In honor of Father's day yesterday, I was going write a post on the top things I miss about my dad. Since it would take you a day to read, and Chris already tells me my posts are way too long, I have decided to randomly post over the next few weeks different things my dad taught me. Most of these things are not earth shattering, just simple principles I learned firsthand by the way my dad lived his life.
Lesson #1 from DAD: Say yes to your kids when you can.
I have a dear friend who once told me, We have to tell our kids no so much, that we need to seize the opportunities to say yes whenever possible. I quickly realized that my friend put into words what my dad lived. My dad was the best at this. Why not pick up ice cream on the way home from the ball game? Why not let you where your princess pj's to the grocery store? Why not race you to the car? Why not sign you out of class a little early for your dentist appointment so we can go to lunch together?
My dad was not a push over, and he definitely could say no when he needed to (except maybe not to Katie- she always did have him wrapped!!), but he also knew what was important. Good times with his family always trumped the "We have it all together- we eat the perfect things, we look perfect, and we act appropriate at all times" act that many of us as parents get caught up in. Because my dad said yes when he could, I have so many genuinely fun memories of times spent with him--times laughing, being silly, eating foods we knew mom would kill us--good times.
Now as a mom, I do my very best to weigh each one of my children's request through the lens of, "Can I say yes to this one?" Will it really hurt if he wears socks with those horrible spiderman sandals Aunt Melanie graciously gave my child (because she would never let one of her boys wear them :)? Will it really hurt if we occasionally enjoy an icee at Target right before dinner?
Moms, I challenge you to relax and seize the opportunities when we can say yes to our children.

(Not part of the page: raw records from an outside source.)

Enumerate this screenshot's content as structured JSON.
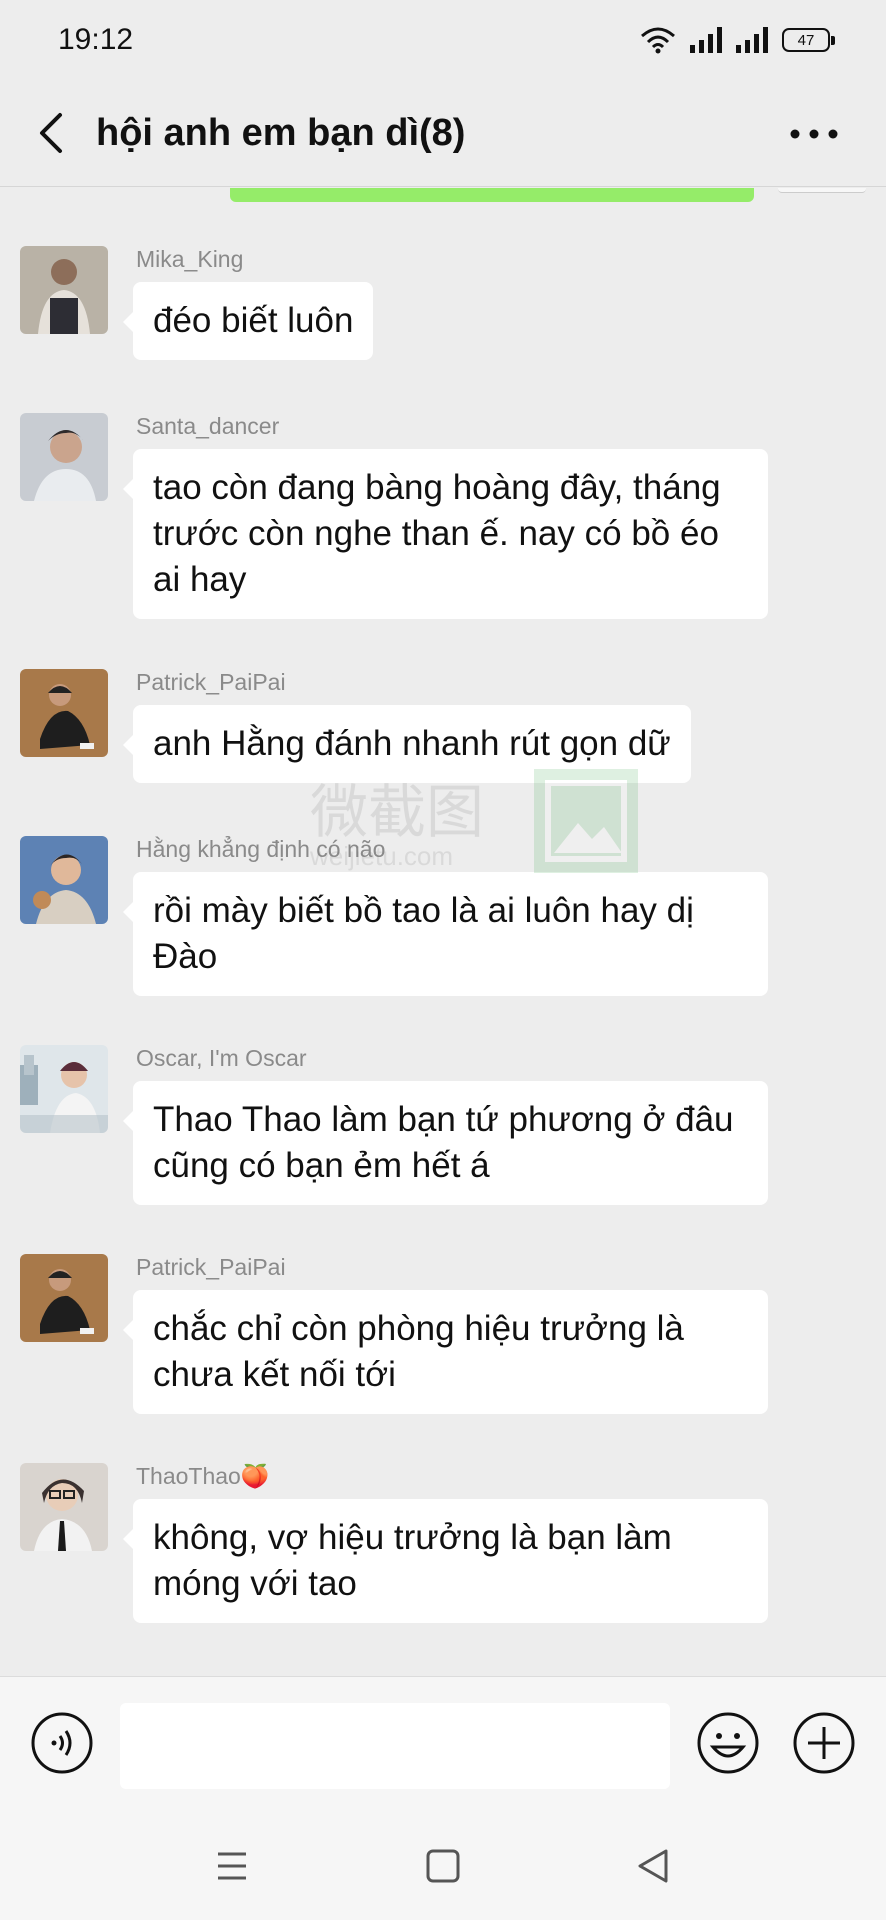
{
  "status_bar": {
    "time": "19:12",
    "battery": "47"
  },
  "header": {
    "title": "hội anh em bạn dì(8)"
  },
  "watermark": {
    "cjk": "微截图",
    "domain": "weijietu.com"
  },
  "messages": [
    {
      "sender": "Mika_King",
      "text": "đéo biết luôn"
    },
    {
      "sender": "Santa_dancer",
      "text": "tao còn đang bàng hoàng đây, tháng trước còn nghe than ế. nay có bồ éo ai hay"
    },
    {
      "sender": "Patrick_PaiPai",
      "text": "anh Hằng đánh nhanh rút gọn dữ"
    },
    {
      "sender": "Hằng khẳng định có não",
      "text": "rồi mày biết bồ tao là ai luôn hay dị Đào"
    },
    {
      "sender": "Oscar, I'm Oscar",
      "text": "Thao Thao làm bạn tứ phương ở đâu cũng có bạn ẻm hết á"
    },
    {
      "sender": "Patrick_PaiPai",
      "text": "chắc chỉ còn phòng hiệu trưởng là chưa kết nối tới"
    },
    {
      "sender": "ThaoThao🍑",
      "text": "không, vợ hiệu trưởng là bạn làm móng với tao"
    }
  ],
  "input": {
    "value": ""
  }
}
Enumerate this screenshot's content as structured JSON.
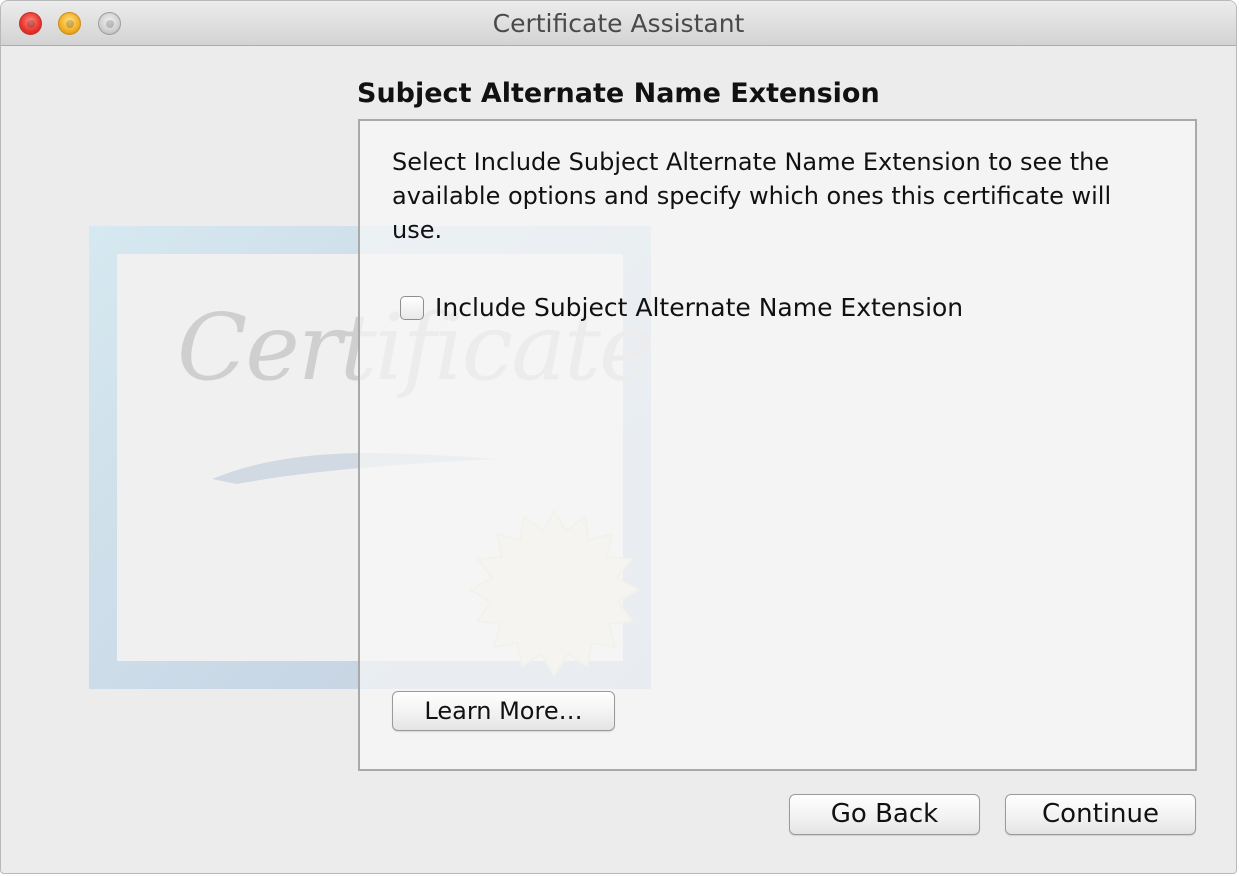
{
  "window": {
    "title": "Certificate Assistant",
    "controls": [
      "close",
      "minimize",
      "zoom"
    ]
  },
  "certificate_graphic": {
    "script_text": "Certificate"
  },
  "page": {
    "heading": "Subject Alternate Name Extension",
    "description": "Select Include Subject Alternate Name Extension to see the available options and specify which ones this certificate will use.",
    "checkbox": {
      "label": "Include Subject Alternate Name Extension",
      "checked": false
    },
    "learn_more_label": "Learn More…"
  },
  "footer": {
    "go_back_label": "Go Back",
    "continue_label": "Continue"
  }
}
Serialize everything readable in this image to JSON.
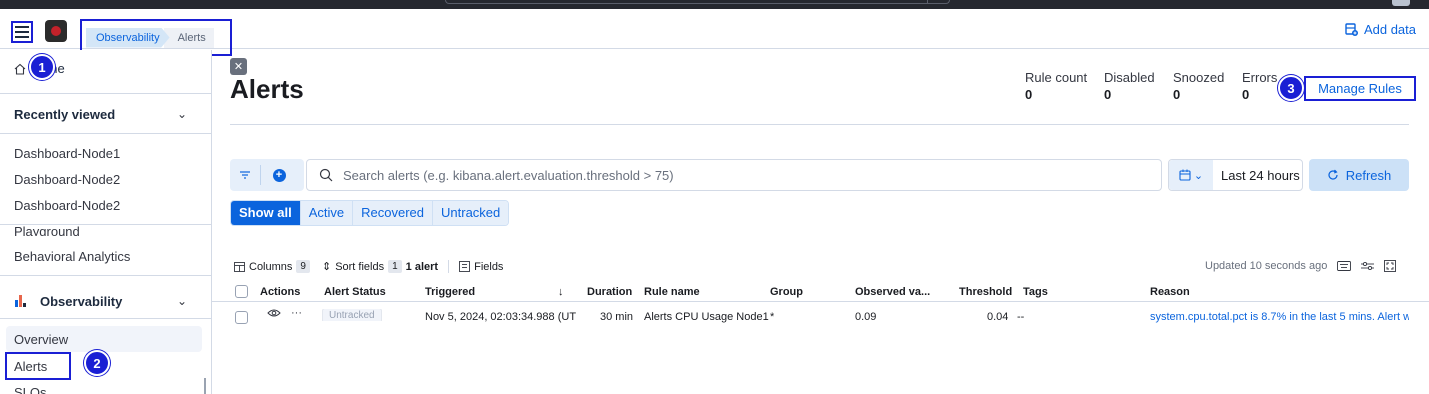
{
  "header": {
    "breadcrumbs": [
      "Observability",
      "Alerts"
    ],
    "add_data": "Add data"
  },
  "sidebar": {
    "home": "Home",
    "recently_viewed": {
      "title": "Recently viewed",
      "items": [
        "Dashboard-Node1",
        "Dashboard-Node2",
        "Dashboard-Node2"
      ]
    },
    "extra_items": [
      "Playground",
      "Behavioral Analytics"
    ],
    "observability": {
      "title": "Observability",
      "items": [
        "Overview",
        "Alerts",
        "SLOs"
      ]
    }
  },
  "annotations": [
    "1",
    "2",
    "3"
  ],
  "page": {
    "title": "Alerts",
    "stats": [
      {
        "label": "Rule count",
        "value": "0"
      },
      {
        "label": "Disabled",
        "value": "0"
      },
      {
        "label": "Snoozed",
        "value": "0"
      },
      {
        "label": "Errors",
        "value": "0"
      }
    ],
    "manage_rules": "Manage Rules"
  },
  "search": {
    "placeholder": "Search alerts (e.g. kibana.alert.evaluation.threshold > 75)",
    "date_range": "Last 24 hours",
    "refresh": "Refresh"
  },
  "status_tabs": [
    "Show all",
    "Active",
    "Recovered",
    "Untracked"
  ],
  "toolbar": {
    "columns": "Columns",
    "columns_count": "9",
    "sort_fields": "Sort fields",
    "sort_count": "1",
    "alert_count": "1 alert",
    "fields": "Fields",
    "updated": "Updated 10 seconds ago"
  },
  "table": {
    "headers": [
      "Actions",
      "Alert Status",
      "Triggered",
      "Duration",
      "Rule name",
      "Group",
      "Observed va...",
      "Threshold",
      "Tags",
      "Reason"
    ],
    "rows": [
      {
        "status": "Untracked",
        "triggered": "Nov 5, 2024, 02:03:34.988 (UT",
        "duration": "30 min",
        "rule_name": "Alerts CPU Usage Node1",
        "group": "*",
        "observed": "0.09",
        "threshold": "0.04",
        "tags": "--",
        "reason": "system.cpu.total.pct is 8.7% in the last 5 mins. Alert w"
      }
    ]
  },
  "colors": {
    "accent": "#0b64dd",
    "annotation": "#1a1fd4",
    "header_dark": "#25282f"
  }
}
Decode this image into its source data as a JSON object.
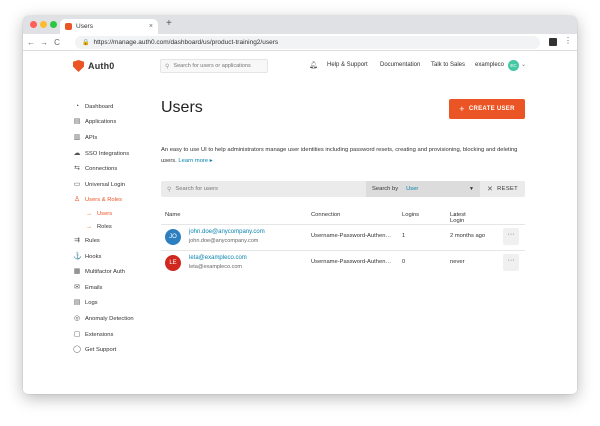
{
  "browser": {
    "tab_title": "Users",
    "tab_close": "×",
    "new_tab": "+",
    "url": "https://manage.auth0.com/dashboard/us/product-training2/users",
    "back": "←",
    "forward": "→",
    "reload": "C",
    "lock": "🔒",
    "menu": "⋮"
  },
  "header": {
    "logo_text": "Auth0",
    "search_placeholder": "Search for users or applications",
    "links": [
      "Help & Support",
      "Documentation",
      "Talk to Sales"
    ],
    "tenant_name": "exampleco",
    "tenant_initials": "EC",
    "tenant_caret": "⌄"
  },
  "sidebar": {
    "items": [
      {
        "label": "Dashboard",
        "icon": "◔"
      },
      {
        "label": "Applications",
        "icon": "▤"
      },
      {
        "label": "APIs",
        "icon": "▥"
      },
      {
        "label": "SSO Integrations",
        "icon": "☁"
      },
      {
        "label": "Connections",
        "icon": "⇆"
      },
      {
        "label": "Universal Login",
        "icon": "▭"
      },
      {
        "label": "Users & Roles",
        "icon": "♙"
      }
    ],
    "sub_items": [
      {
        "label": "Users",
        "arrow": "→"
      },
      {
        "label": "Roles",
        "arrow": "→"
      }
    ],
    "items_after": [
      {
        "label": "Rules",
        "icon": "⇉"
      },
      {
        "label": "Hooks",
        "icon": "⚓"
      },
      {
        "label": "Multifactor Auth",
        "icon": "▦"
      },
      {
        "label": "Emails",
        "icon": "✉"
      },
      {
        "label": "Logs",
        "icon": "▤"
      },
      {
        "label": "Anomaly Detection",
        "icon": "◎"
      },
      {
        "label": "Extensions",
        "icon": "▢"
      },
      {
        "label": "Get Support",
        "icon": "◯"
      }
    ]
  },
  "main": {
    "title": "Users",
    "create_button": "CREATE USER",
    "create_plus": "+",
    "description": "An easy to use UI to help administrators manage user identities including password resets, creating and provisioning, blocking and deleting users.",
    "learn_more": "Learn more ▸",
    "search_placeholder": "Search for users",
    "search_by_label": "Search by",
    "search_by_value": "User",
    "search_by_caret": "▼",
    "reset": "RESET",
    "reset_icon": "✕",
    "columns": {
      "name": "Name",
      "connection": "Connection",
      "logins": "Logins",
      "latest_login": "Latest Login",
      "sort_indicator": "↓"
    },
    "users": [
      {
        "initials": "JO",
        "avatar_color": "#2e7fc0",
        "email": "john.doe@anycompany.com",
        "email_sub": "john.doe@anycompany.com",
        "connection": "Username-Password-Authen…",
        "logins": "1",
        "latest_login": "2 months ago",
        "more": "···"
      },
      {
        "initials": "LE",
        "avatar_color": "#d0281f",
        "email": "leta@exampleco.com",
        "email_sub": "leta@exampleco.com",
        "connection": "Username-Password-Authen…",
        "logins": "0",
        "latest_login": "never",
        "more": "···"
      }
    ]
  },
  "colors": {
    "brand": "#eb5424",
    "link": "#0a84ae"
  }
}
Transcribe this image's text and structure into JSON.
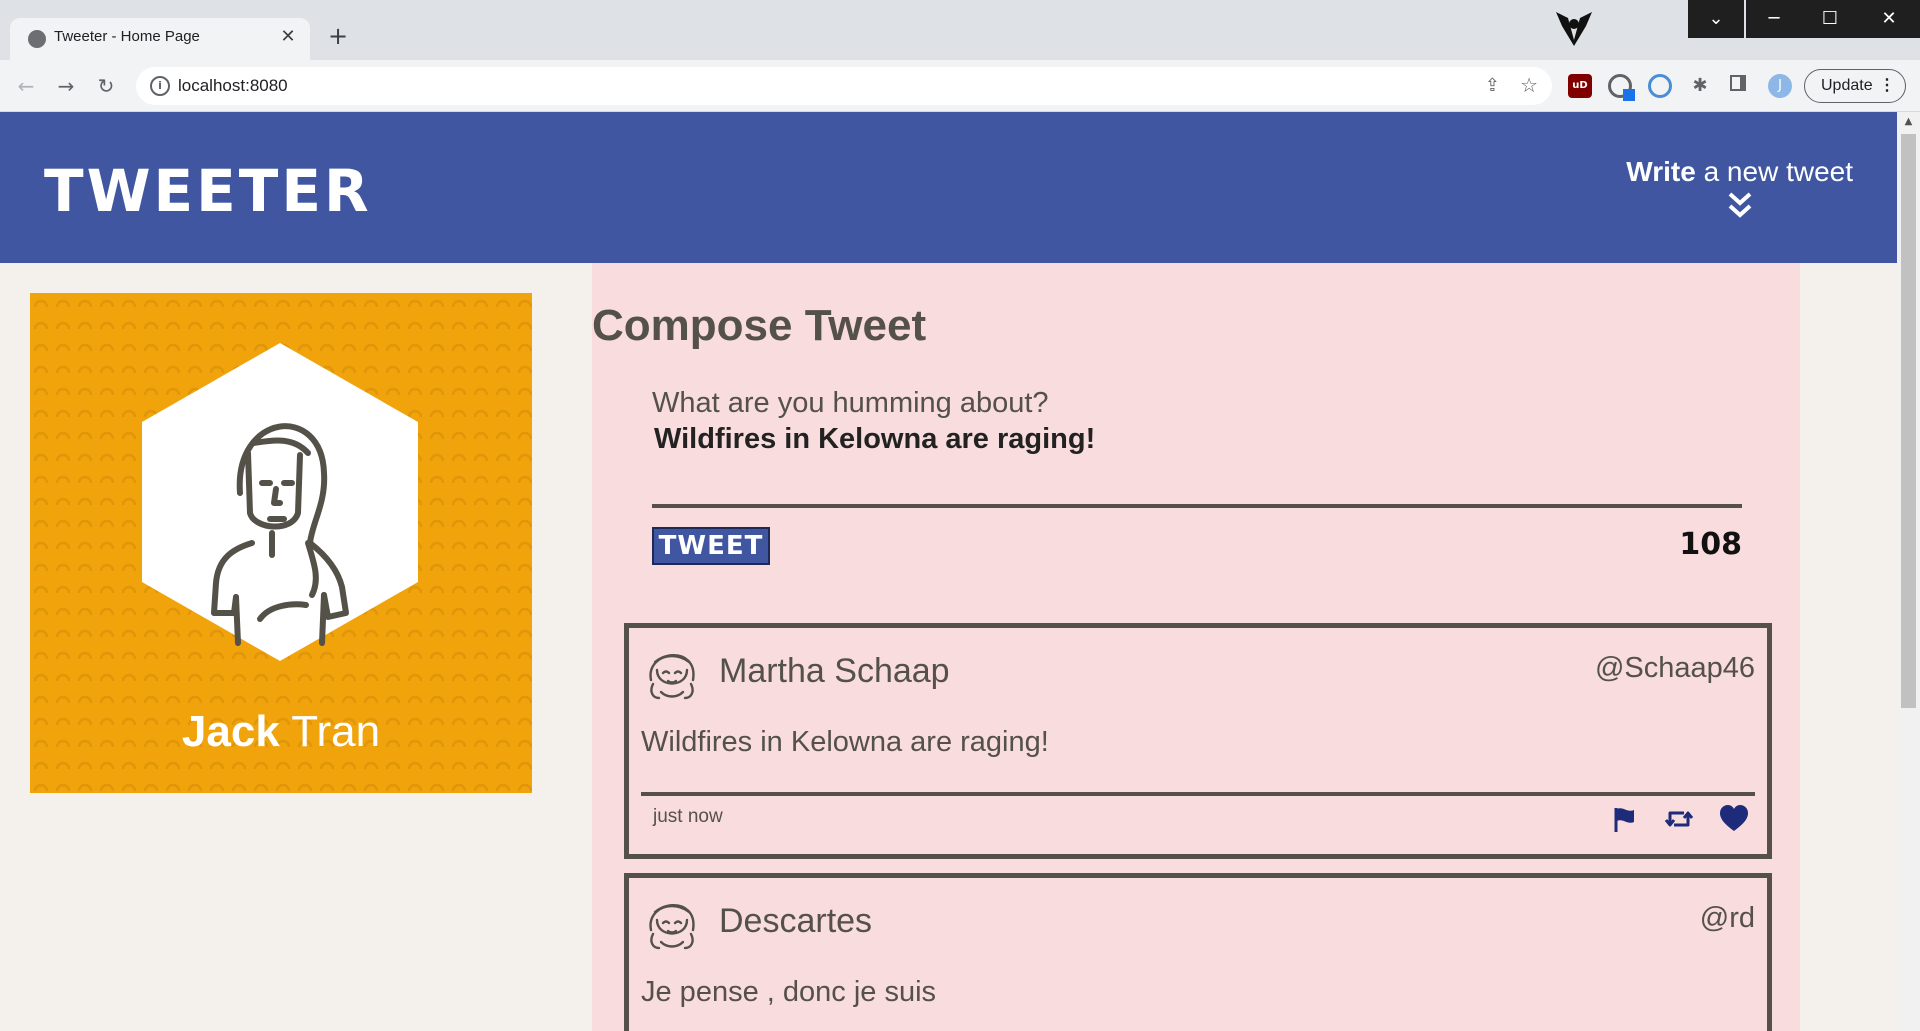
{
  "browser": {
    "tab_title": "Tweeter - Home Page",
    "url": "localhost:8080",
    "update_label": "Update",
    "avatar_initial": "J",
    "ublock_label": "uD"
  },
  "site": {
    "logo": "TWEETER",
    "nav_write_bold": "Write",
    "nav_write_rest": " a new tweet"
  },
  "profile": {
    "first_name": "Jack",
    "last_name": "Tran",
    "card_color": "#f0a30a"
  },
  "compose": {
    "title": "Compose Tweet",
    "label": "What are you humming about?",
    "value": "Wildfires in Kelowna are raging!",
    "button_label": "TWEET",
    "counter": "108"
  },
  "tweets": [
    {
      "name": "Martha Schaap",
      "handle": "@Schaap46",
      "content": "Wildfires in Kelowna are raging!",
      "time": "just now"
    },
    {
      "name": "Descartes",
      "handle": "@rd",
      "content": "Je pense , donc je suis"
    }
  ],
  "colors": {
    "header": "#4056a1",
    "main_bg": "#f9dcdd",
    "page_bg": "#f4f1ec",
    "text": "#545149",
    "action_icons": "#1e2a7a"
  },
  "icons": {
    "flag": "flag-icon",
    "retweet": "retweet-icon",
    "like": "heart-icon",
    "write": "double-chevron-down-icon"
  }
}
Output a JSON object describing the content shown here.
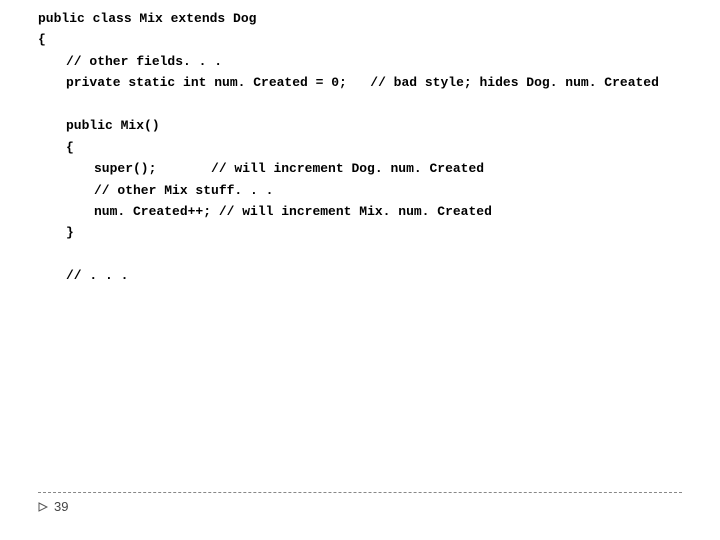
{
  "code": {
    "l1": "public class Mix extends Dog",
    "l2": "{",
    "l3": "// other fields. . .",
    "l4a": "private static int num. Created = 0;",
    "l4b": "// bad style; hides Dog. num. Created",
    "l5": "public Mix()",
    "l6": "{",
    "l7a": "super();",
    "l7b": "// will increment Dog. num. Created",
    "l8": "// other Mix stuff. . .",
    "l9a": "num. Created++;",
    "l9b": "// will increment Mix. num. Created",
    "l10": "}",
    "l11": "// . . ."
  },
  "footer": {
    "page_number": "39"
  }
}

Not only will you be creating some great memories for your children, but I bet it will make life more enjoyable for everyone--including you.